O sirs, how many souls, then, have every one of us been guilty of damning! What a number of our neighbours and acquaintance are dead, in whom we discerned no signs of sanctification and never did once plainly tell them of it, or how to be recovered! If you had been the cause but of burning a man's house through your negligence, or of undoing him in the world, or of destroying his body, how would it trouble you as long as you lived! If you had but killed a man unadvisedly, it would much disquiet you. We have known those that have been guilty of murder, that could never sleep quietly after, nor have one comfortable day, their own consciences did so vex and torment them. O, then, what a heart mayst thou have, that hast been builty of murdering such a multitude of precious souls!

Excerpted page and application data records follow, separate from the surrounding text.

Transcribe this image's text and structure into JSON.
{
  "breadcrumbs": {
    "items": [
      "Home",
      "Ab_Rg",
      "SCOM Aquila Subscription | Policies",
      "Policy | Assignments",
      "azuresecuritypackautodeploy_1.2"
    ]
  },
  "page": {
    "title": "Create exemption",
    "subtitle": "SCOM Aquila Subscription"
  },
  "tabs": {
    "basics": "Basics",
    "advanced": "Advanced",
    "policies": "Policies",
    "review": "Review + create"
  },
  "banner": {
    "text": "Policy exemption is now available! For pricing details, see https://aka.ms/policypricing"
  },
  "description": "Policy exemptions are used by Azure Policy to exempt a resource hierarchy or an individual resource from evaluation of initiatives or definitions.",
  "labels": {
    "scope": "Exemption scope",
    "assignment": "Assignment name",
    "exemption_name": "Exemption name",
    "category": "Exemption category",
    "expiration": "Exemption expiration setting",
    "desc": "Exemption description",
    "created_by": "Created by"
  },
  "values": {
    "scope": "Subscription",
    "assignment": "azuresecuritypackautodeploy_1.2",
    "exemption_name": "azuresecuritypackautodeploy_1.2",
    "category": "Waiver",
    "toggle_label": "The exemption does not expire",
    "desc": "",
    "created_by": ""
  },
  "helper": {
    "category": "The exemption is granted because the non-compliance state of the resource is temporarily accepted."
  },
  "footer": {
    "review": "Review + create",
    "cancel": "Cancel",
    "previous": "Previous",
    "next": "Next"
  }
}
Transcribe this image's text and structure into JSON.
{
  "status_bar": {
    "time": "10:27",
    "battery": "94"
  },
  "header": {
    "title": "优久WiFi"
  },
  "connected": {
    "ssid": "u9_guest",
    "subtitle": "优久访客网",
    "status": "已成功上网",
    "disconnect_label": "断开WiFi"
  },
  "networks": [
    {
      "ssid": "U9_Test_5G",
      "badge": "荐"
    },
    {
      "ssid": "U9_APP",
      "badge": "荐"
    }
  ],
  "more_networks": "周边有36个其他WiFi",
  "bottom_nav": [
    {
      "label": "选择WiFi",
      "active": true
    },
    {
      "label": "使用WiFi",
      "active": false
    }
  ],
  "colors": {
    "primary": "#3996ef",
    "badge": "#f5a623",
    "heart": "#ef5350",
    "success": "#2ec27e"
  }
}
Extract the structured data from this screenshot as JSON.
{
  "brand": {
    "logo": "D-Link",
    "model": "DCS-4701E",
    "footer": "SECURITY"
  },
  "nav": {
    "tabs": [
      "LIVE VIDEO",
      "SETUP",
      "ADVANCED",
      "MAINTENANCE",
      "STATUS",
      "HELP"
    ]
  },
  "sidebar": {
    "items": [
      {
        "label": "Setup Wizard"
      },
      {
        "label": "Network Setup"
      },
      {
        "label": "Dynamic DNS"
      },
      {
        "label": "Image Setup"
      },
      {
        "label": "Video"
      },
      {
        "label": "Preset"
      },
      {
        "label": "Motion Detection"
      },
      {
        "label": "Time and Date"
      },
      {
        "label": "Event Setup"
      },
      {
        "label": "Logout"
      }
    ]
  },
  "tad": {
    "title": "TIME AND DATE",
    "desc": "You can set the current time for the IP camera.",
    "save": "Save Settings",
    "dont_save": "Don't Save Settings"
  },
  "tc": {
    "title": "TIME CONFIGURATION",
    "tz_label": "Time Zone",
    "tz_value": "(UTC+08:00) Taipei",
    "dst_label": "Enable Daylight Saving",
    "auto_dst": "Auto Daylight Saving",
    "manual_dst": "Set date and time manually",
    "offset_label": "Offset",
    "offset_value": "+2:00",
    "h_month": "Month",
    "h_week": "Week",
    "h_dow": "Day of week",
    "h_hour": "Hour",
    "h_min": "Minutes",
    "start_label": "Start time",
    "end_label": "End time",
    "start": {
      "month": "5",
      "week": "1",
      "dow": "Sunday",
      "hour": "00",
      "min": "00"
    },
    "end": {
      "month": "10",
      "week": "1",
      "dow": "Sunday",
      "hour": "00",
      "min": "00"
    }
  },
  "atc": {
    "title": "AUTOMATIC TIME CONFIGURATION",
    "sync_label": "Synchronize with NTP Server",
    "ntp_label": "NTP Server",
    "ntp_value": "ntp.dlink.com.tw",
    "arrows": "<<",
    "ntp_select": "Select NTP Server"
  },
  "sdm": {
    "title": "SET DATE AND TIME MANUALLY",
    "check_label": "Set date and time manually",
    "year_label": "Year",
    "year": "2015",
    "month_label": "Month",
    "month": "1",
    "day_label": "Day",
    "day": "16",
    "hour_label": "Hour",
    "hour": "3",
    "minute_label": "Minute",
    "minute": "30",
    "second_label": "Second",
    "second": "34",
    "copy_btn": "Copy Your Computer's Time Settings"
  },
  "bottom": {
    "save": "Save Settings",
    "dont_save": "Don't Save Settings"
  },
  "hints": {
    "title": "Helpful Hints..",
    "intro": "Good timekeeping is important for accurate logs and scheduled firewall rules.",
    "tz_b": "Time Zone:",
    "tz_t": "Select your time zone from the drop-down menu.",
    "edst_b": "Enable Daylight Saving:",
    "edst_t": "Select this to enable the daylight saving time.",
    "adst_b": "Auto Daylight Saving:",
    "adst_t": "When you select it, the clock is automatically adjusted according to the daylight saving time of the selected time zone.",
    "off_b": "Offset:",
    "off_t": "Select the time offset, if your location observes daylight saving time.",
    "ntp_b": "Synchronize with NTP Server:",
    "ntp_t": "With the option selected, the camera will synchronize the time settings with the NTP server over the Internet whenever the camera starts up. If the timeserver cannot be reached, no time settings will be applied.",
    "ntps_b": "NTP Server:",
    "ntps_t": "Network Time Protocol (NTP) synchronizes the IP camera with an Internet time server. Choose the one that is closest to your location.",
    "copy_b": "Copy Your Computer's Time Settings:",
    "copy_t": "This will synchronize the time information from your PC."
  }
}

Remember this when thou lookest thy friend or carnal neighbour in the face and think with thyself, Can I find in my heart, through my silence and negligence, to be guilty of his everlasting burning in hell? Methinks such a thought should even untie the tongue of the dumb. . . . [H]e that is guilty of a man's continuing unregenerate, is also guilty of the sins of his unregeneracy. . . . Eli did not commit the sin himself and yet he speaketh so coldly against it that he also must bear the punishment . Guns and cannons spake against sin in England, because the inhabitants would not speak. God pleadeth with us with fire and sword, because we would not plead with sinners with our tongues (410-11).' Everlasting Rest
Richard Baxter